Data about app and page elements =
▬▬▬▬▬▬▬▬▬▬

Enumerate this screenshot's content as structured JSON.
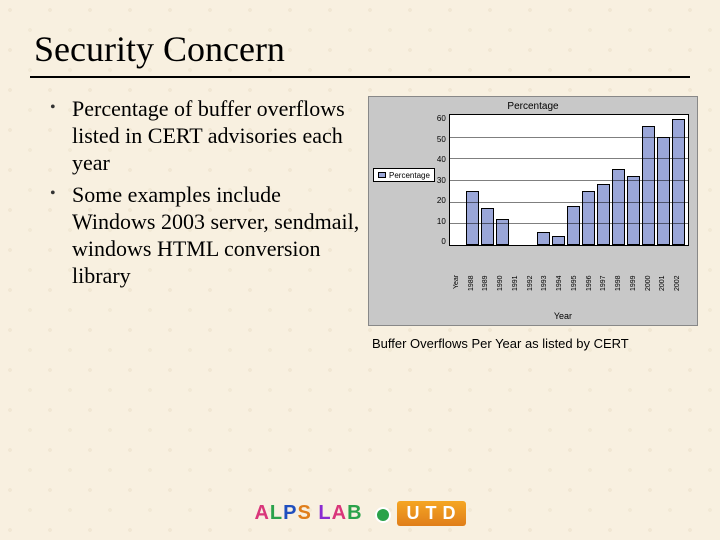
{
  "title": "Security Concern",
  "bullets": [
    "Percentage of buffer overflows listed in CERT advisories each year",
    "Some examples include Windows 2003 server, sendmail, windows HTML conversion library"
  ],
  "chart_caption": "Buffer Overflows Per Year as listed by CERT",
  "chart_data": {
    "type": "bar",
    "title": "Percentage",
    "xlabel": "Year",
    "ylabel": "",
    "ylim": [
      0,
      60
    ],
    "yticks": [
      60,
      50,
      40,
      30,
      20,
      10,
      0
    ],
    "categories": [
      "Year",
      "1988",
      "1989",
      "1990",
      "1991",
      "1992",
      "1993",
      "1994",
      "1995",
      "1996",
      "1997",
      "1998",
      "1999",
      "2000",
      "2001",
      "2002"
    ],
    "series": [
      {
        "name": "Percentage",
        "values": [
          0,
          25,
          17,
          12,
          0,
          0,
          6,
          4,
          18,
          25,
          28,
          35,
          32,
          55,
          50,
          58
        ]
      }
    ],
    "legend": [
      "Percentage"
    ]
  },
  "footer": {
    "alps": "ALPS LAB",
    "utd": "UTD"
  }
}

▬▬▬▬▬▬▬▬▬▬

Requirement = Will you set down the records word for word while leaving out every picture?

Output of the task =
Enumerate this screenshot's content as structured JSON.
{
  "title": "Security Concern",
  "bullets": [
    "Percentage of buffer overflows listed in CERT advisories each year",
    "Some examples include Windows 2003 server, sendmail, windows HTML conversion library"
  ],
  "chart_caption": "Buffer Overflows Per Year as listed by CERT",
  "chart_data": {
    "type": "bar",
    "title": "Percentage",
    "xlabel": "Year",
    "ylabel": "",
    "ylim": [
      0,
      60
    ],
    "yticks": [
      60,
      50,
      40,
      30,
      20,
      10,
      0
    ],
    "categories": [
      "Year",
      "1988",
      "1989",
      "1990",
      "1991",
      "1992",
      "1993",
      "1994",
      "1995",
      "1996",
      "1997",
      "1998",
      "1999",
      "2000",
      "2001",
      "2002"
    ],
    "series": [
      {
        "name": "Percentage",
        "values": [
          0,
          25,
          17,
          12,
          0,
          0,
          6,
          4,
          18,
          25,
          28,
          35,
          32,
          55,
          50,
          58
        ]
      }
    ],
    "legend": [
      "Percentage"
    ]
  },
  "footer": {
    "alps": "ALPS LAB",
    "utd": "UTD"
  }
}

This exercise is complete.